Krafton Sues Apple, Google for Distributing PUBG Rip-Offs

BY Chandraveer Mathur

Published 13 Jan 2022

In a lawsuit filed in the US, developers of popular open-world battle royale game PlayerUnknown’s Battlegrounds (PUBG) allege that a Singapore-based company copied PUBG, with Apple and Google refusing to stop its distribution on their respective app stores.

In a Los Angeles federal court complaint, Krafton Inc. claims that developer Garena Online’s Free Fire game violates PUBG’s copyrights on the game structure, map locations, weapons and consumables, and other in-game items.

According to the complaint, Garena’s parent organization called Sea Ltd., based in Singapore, started distributing Free Fire via Apple’s App Store and the Google Play Store in 2017. In 2021, the developer allegedly added another title to the Free Fire franchise, called “Free Fire MAX,” which also infringed on PUBG’s copyrights.

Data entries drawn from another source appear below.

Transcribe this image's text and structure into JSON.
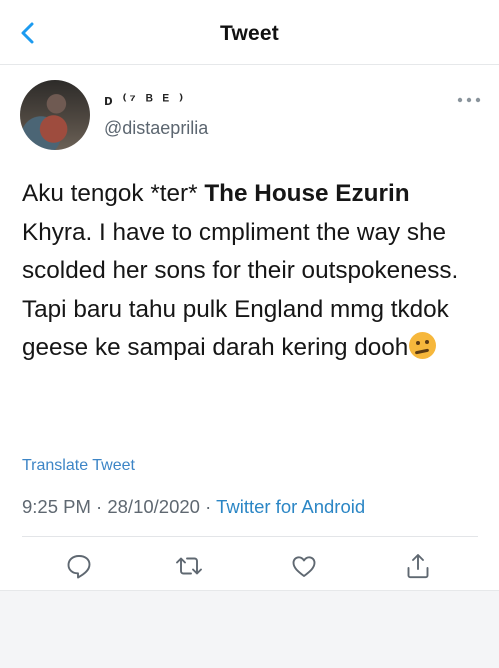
{
  "header": {
    "title": "Tweet",
    "back_icon": "chevron-left-icon",
    "accent_color": "#1d9bf0"
  },
  "tweet": {
    "display_name": "ᴅ ⁽⁷ ᴮ ᴱ ⁾",
    "handle": "@distaeprilia",
    "text": {
      "p1": "Aku tengok *ter* ",
      "bold": "The House Ezurin",
      "p2": " Khyra. I have to cmpliment the way she scolded her sons for their outspokeness. Tapi baru tahu pulk England mmg tkdok geese ke sampai darah kering dooh"
    },
    "translate_label": "Translate Tweet",
    "time": "9:25 PM",
    "separator": " · ",
    "date": "28/10/2020",
    "source": "Twitter for Android"
  },
  "icons": {
    "more": "more-horizontal-icon",
    "reply": "reply-icon",
    "retweet": "retweet-icon",
    "like": "heart-icon",
    "share": "share-icon"
  }
}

Krafton’s lawsuit says that Google and Apple allowed Garena to distribute several hundred million copies of the Free Fire titles so the copycat developer could earn $100 million in just the first three months of 2021. YouTube, a Google subsidiary, also stands accused of hosting Free Fire gameplay videos and a Chinese movie that looks like a dramatization of PUBG, according to Krafton.

The PUBG developer further claims it asked Google, Garena, and Apple in December to stop hosting Free Fire on the app stores. The developer requests the court to halt Free Fire sales and seek damages that make up for the revenue Free Fire cannibalized from PUBG.

Our Take

Krafton is the latest to join the long list of developers complaining that Apple and Google make little to no effort to curb rip-off apps on their app stores. Earlier this week, Apple nuked several counterfeit versions of a game called Wordle from the App Store. The original app is free to play, but the rip-offs charge players money for a few feature variations.

We believe YouTube could claim that it is just a content distribution platform and its content and community guidelines were not violated. It could say the disputed content belongs to the uploaders. Things could be a little different for the app stores, however, because they have review processes in place before they allow apps to be published online.

Do you think Krafton should have directly sued Garena and its parent entities for copyright infringement without dragging Apple and Google to court as well? Share your thoughts with us in the comments section below.

[Via Reuters]